“Over the years, profits are retained in businesses in the form of additional inventory,” notes jeweler Paul Bischoff of Earth Treasures Jewelers, Eatontown, N.J. “Those profits have already been taxed [so estate taxes] penalize the family that wants to develop a business for their efforts.” Mark Hogeboom, owner of James Avery Craftsman, Kerrville, Texas, agrees. “Double taxation destroys the incentive to succeed,” he says.

Succession woes. The other big reason most jewelers support repeal is that the estate tax hinders succession. Jewelers say it jeopardizes the successful transfer of a family business, because owners or their heirs must sell all or part of the business to pay the tax. Almost half of those polled by JCK (47%) say this is a real possibility for them. “We are a third-generation business,” says John Ballew, of Ballew Jewelers, Freehold, Me. “We won’t make it to a fourth without some kind of legislative change.”

“An heir has to sell off large parts of the business to be able to pay estate tax, [even though] the business paid taxes for years,” says Scott Ayres, Ayres Jewelry, Casper City, Wyo. Eileen Eichhorn, Eichhorn Jewelry, Decatur, Ind., notes that “many small businesses have assets that aren’t cash and need to be sold to pay the estate tax.” A Virginia jeweler agrees: “Small family-owned businesses are under such heavy competitive pressures, an inheritance tax liability can easily be their death knell.”

Repeal of the tax, therefore, will aid family succession, say many jewelers. “There would be a greater chance of a business continuing through the generations, instead of being liquidated to cover the cash demand of estate taxes, which can be punitive,” says Bischoff.

Indeed, many jewelers see repeal as a virtual guarantee of their children’s future. “I could offer my children an opportunity to use this business as a career,” says Manuel Alvarado, Alvarado Jewelers, Ontario, Ore. Jeweler Dale Robertson of Norris Jewelers, Milford, Ohio, said he “could pass the company on, allowing my children to remain successful.

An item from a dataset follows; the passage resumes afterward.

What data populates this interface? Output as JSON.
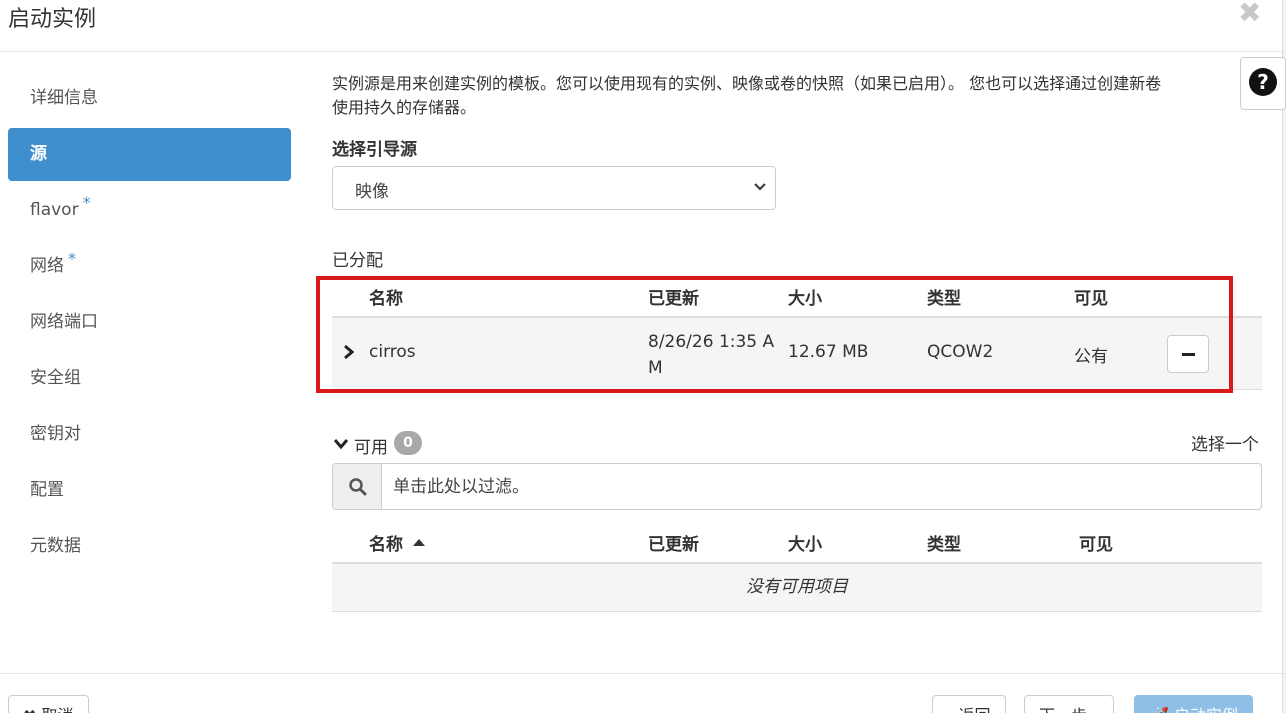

They won’t have to liquidate it just to satisfy the government.”

Many jewelers also oppose the tax because it increases business costs. One Southern jeweler cited “the need to spend more on lawyers and accountants” for estate and tax planning. Many businesses also carry large life insurance policies on major stockholders, partners, or owners, in part to cover estate tax costs. Repeal or reform of the tax would free some of those premium payments for other business purposes.

Senior Associate Editor Jennifer Heebner provided research for this story.

Yes No
Source: The JCK Retail Panel, March 2001
Is your jewelry business family owned? 94.6% 5.4%
Did you buy or inherit your jewelry business from parents or other relatives? 54.6% 45.5%
Do you favor repeal of the federal estate tax? 87.4% 12.6%

Number of estates, by worth, subject to the estate tax in 1999

Source: Internal Revenue Service Statistics of Income Office
*Note: There were 2.4 million deaths in 1999. The total number of estates subject to the estate tax represents 2% of that number.
$600,000 to under $1 million 19,136
$1 million to under $2.5 million 22,233
$2.5 million to under $5 million 5,217
$5 million to under $10 million 2,046
$10 million to under $20 million 770
$20 million or more 467
Total 49,869*

Federal revenue from estate taxes in 1999*

* Most recent available figures
Source: Internal Revenue Service Statistics of Income Office
$600,000 to under $1 million $804 million
$1 million to under $2.5 million $5.33 billion
$2.5 million to under $5 million $4.57 billion
$5 million to under $10 million $3.89 billion
$10 million to under $20 million $2.85 billion
$20 million or more $5.45 billion
Total $22.89 billion